This is something I’ve been reflecting a lot on because I’ve noticed that I have periods where peace and joy flow freely and times where they don’t. And if I look at the times where darkness clouds me, I see a lack of trust at the core. I’ll read His Word and pray, but my mind is not stayed on His promises and truths, but on my current struggles and discontents. I’m choosing to live as if the here and now is the be and end-all, rather than the birthing ground of freedom in Christ, a freedom that is founded on the hope of eternity with God and His Beautiful Bride, The Church.

Lately, my discontent, my lack of peace, has been festered by what is no more: the love and presence of my Mum in my life. And yet, if I really truly accepted God’s Word this discontent can be exchanged with an overflowing abundance of joy, peace and hope, through the power of the One in me. His Word tells me that all that has been taken has already been restored. All that I need is His Eyes to see it – the unseen (Hebrews 11: 1, NIV):


Now faith is confidence in what we hope for and assurance about what we do not see.

Which is why Jesus calls us to “live wide-eyed in wonder and belief,” so that our “body fills up with light” (Luke 11: 34, The Message). If we let His Eyes direct us, then we will see eternity before us, we will see a world already “overcome” by His Glory, Majesty, Power and Wonder (John 16: 33). And where broken peace attempts to stifle us, His Perfect Peace will secure and hold us.

Seeing with His Eyes, means leaning into His Truth. The following story, to be found in the sermon “Text Sermons : Greek Word Studies : Believe (4100) pisteuo” illustrates this powerfully:


“When missionary John Paton was translating the Scripture for the South Sea islanders, he was unable to find a word in their vocabulary for the concept of believing, trusting, or having faith. He had no idea how he would convey that to them. One day while he was in his hut translating, a native came running up the stairs into Paton’s study and flopped in a chair, exhausted. He said to Paton,

It’s so good to rest my whole weight in this chair.

John Paton had his word: Faith is resting your whole weight on God. That word went into the translation of their New Testament and helped bring that civilization of natives to Christ. Believing is putting your whole weight on God. If God said it, then it’s true, and we’re to believe it.

To me this encapsulates the Hebrew meaning of trust, as used in the Old Testament, whose root bittachon means to “lean on, feel safe or secure, to be confident of” (John J. Parsons, “Bittachon…Putting your trust in the Lord”. http://www.hebrew4christians.com/Meditations/Bittachon/bittachon1.html. Accessed 11 April 2016.)

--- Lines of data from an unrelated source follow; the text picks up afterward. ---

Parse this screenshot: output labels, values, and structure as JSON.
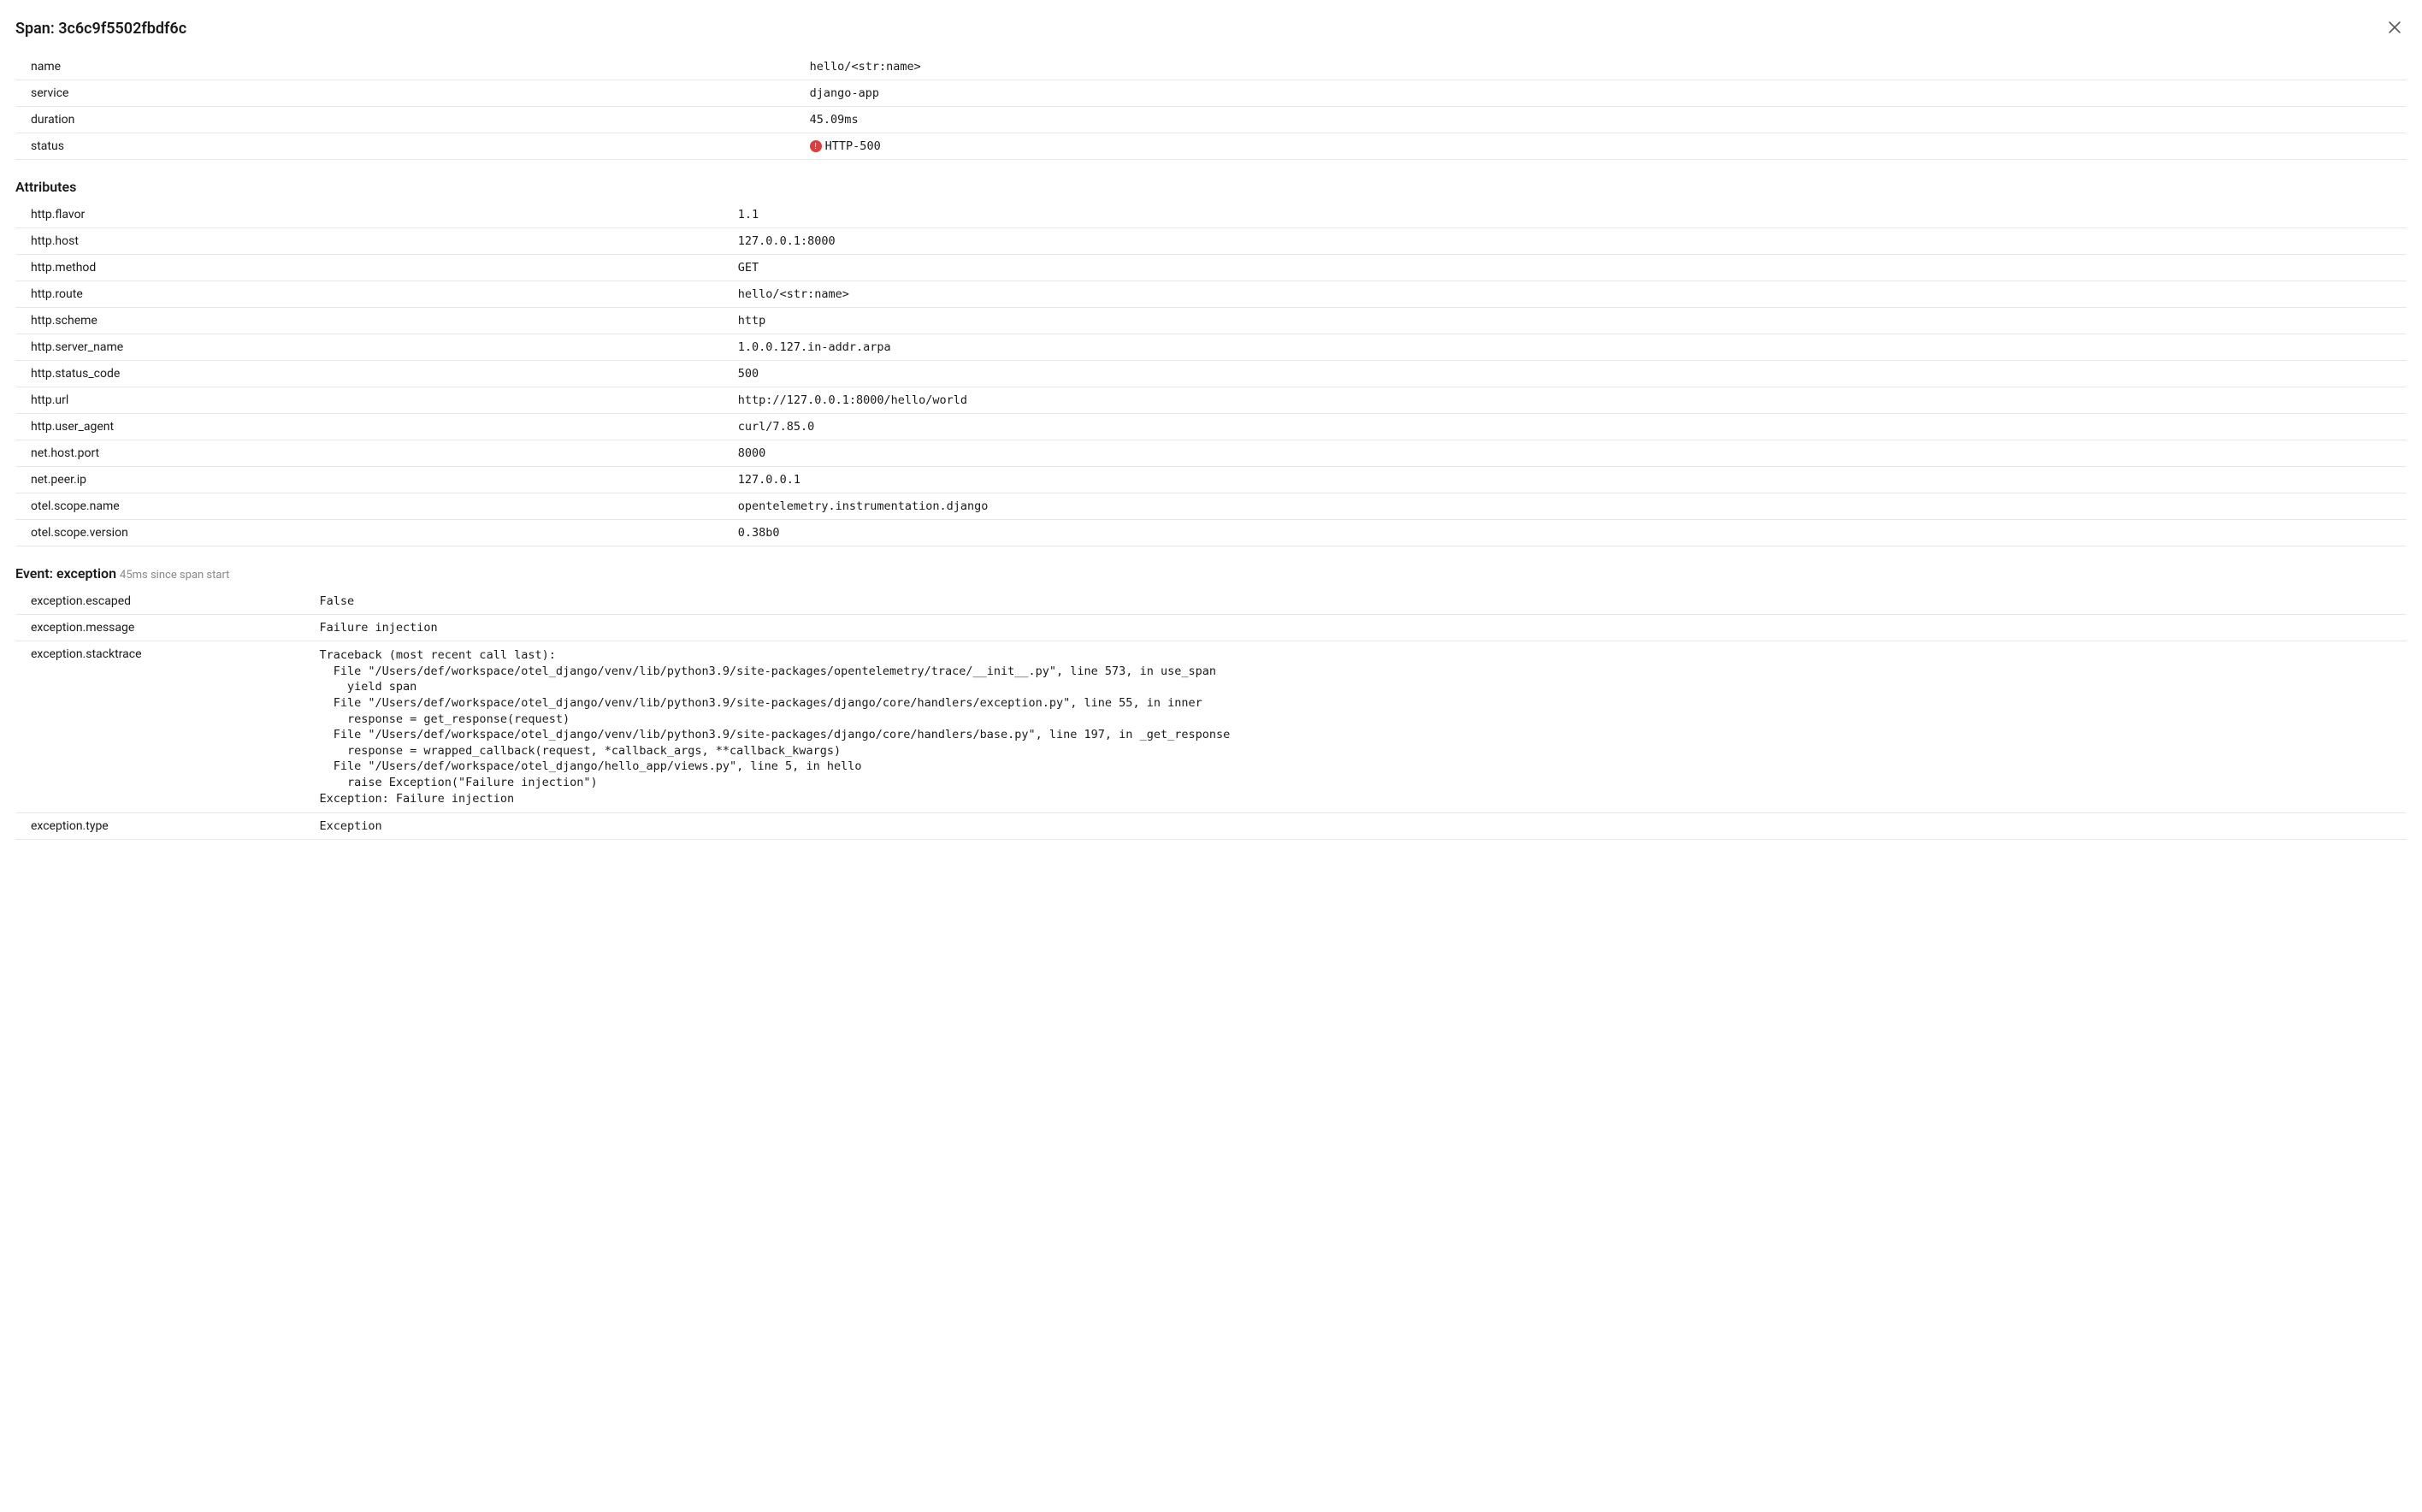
{
  "header": {
    "title_prefix": "Span: ",
    "span_id": "3c6c9f5502fbdf6c"
  },
  "summary": [
    {
      "key": "name",
      "value": "hello/<str:name>"
    },
    {
      "key": "service",
      "value": "django-app"
    },
    {
      "key": "duration",
      "value": "45.09ms"
    },
    {
      "key": "status",
      "value": "HTTP-500",
      "error": true
    }
  ],
  "attributes_heading": "Attributes",
  "attributes": [
    {
      "key": "http.flavor",
      "value": "1.1"
    },
    {
      "key": "http.host",
      "value": "127.0.0.1:8000"
    },
    {
      "key": "http.method",
      "value": "GET"
    },
    {
      "key": "http.route",
      "value": "hello/<str:name>"
    },
    {
      "key": "http.scheme",
      "value": "http"
    },
    {
      "key": "http.server_name",
      "value": "1.0.0.127.in-addr.arpa"
    },
    {
      "key": "http.status_code",
      "value": "500"
    },
    {
      "key": "http.url",
      "value": "http://127.0.0.1:8000/hello/world"
    },
    {
      "key": "http.user_agent",
      "value": "curl/7.85.0"
    },
    {
      "key": "net.host.port",
      "value": "8000"
    },
    {
      "key": "net.peer.ip",
      "value": "127.0.0.1"
    },
    {
      "key": "otel.scope.name",
      "value": "opentelemetry.instrumentation.django"
    },
    {
      "key": "otel.scope.version",
      "value": "0.38b0"
    }
  ],
  "event": {
    "heading_prefix": "Event: ",
    "name": "exception",
    "since": "45ms since span start",
    "rows": [
      {
        "key": "exception.escaped",
        "value": "False"
      },
      {
        "key": "exception.message",
        "value": "Failure injection"
      },
      {
        "key": "exception.stacktrace",
        "pre": true,
        "value": "Traceback (most recent call last):\n  File \"/Users/def/workspace/otel_django/venv/lib/python3.9/site-packages/opentelemetry/trace/__init__.py\", line 573, in use_span\n    yield span\n  File \"/Users/def/workspace/otel_django/venv/lib/python3.9/site-packages/django/core/handlers/exception.py\", line 55, in inner\n    response = get_response(request)\n  File \"/Users/def/workspace/otel_django/venv/lib/python3.9/site-packages/django/core/handlers/base.py\", line 197, in _get_response\n    response = wrapped_callback(request, *callback_args, **callback_kwargs)\n  File \"/Users/def/workspace/otel_django/hello_app/views.py\", line 5, in hello\n    raise Exception(\"Failure injection\")\nException: Failure injection"
      },
      {
        "key": "exception.type",
        "value": "Exception"
      }
    ]
  }
}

And so, in those moments I feel His Peace being stolen from me, He has the power to restore it to me. All He asks is that I lean into Him, that I believe Him at His Word. And even then, He tells me that where I struggle to trust, He will not abandon me, yet patiently teach me because “saving” me is all His idea and He will bring it to completion (John 6: 35-40). And in teaching me He is, ever so patiently, yet also firmly, reminding me of the hope I have in Him that can never be shaken. A hope overflowing into an abundant peace.

“It will not save me to know that Christ is a Savior; but it will save me to trust him to be my Savior. I shall not be delivered from the wrath to come by believing that his atonement is sufficient; but I shall be saved by making that atonement my trust, my refuge, and my all. The pith, the essence of faith lies in this—a casting oneself on the promise.” 

Charles Spurgeon (Rev. C.H. Spurgeon, “Spurgeon’s Sermons Volume 3: 1857 — Charles Haddon Spurgeon”.http://biblehub.com/library/spurgeon/spurgeons_sermons_volume_3_1857/faith.htm.  Accessed 11 April 2016.)

This is an excerpt from my in May 2016 self-published book, Love Embraced: A Journey in and through Suffering. Seven years ago today (it is the 8th of April in New Zealand already) my Mum entered heaven’s gates to hear: “Well done, good and faithful servant.” To celebrate the life and love of Jesus that continues to flow through my Mum’s very much living testimony to Jesus and her Spirit-led prayers, I would love to send you a free copy of my book that is no longer available on Amazon (message me at: AnnaSmit@shalomaleh.com).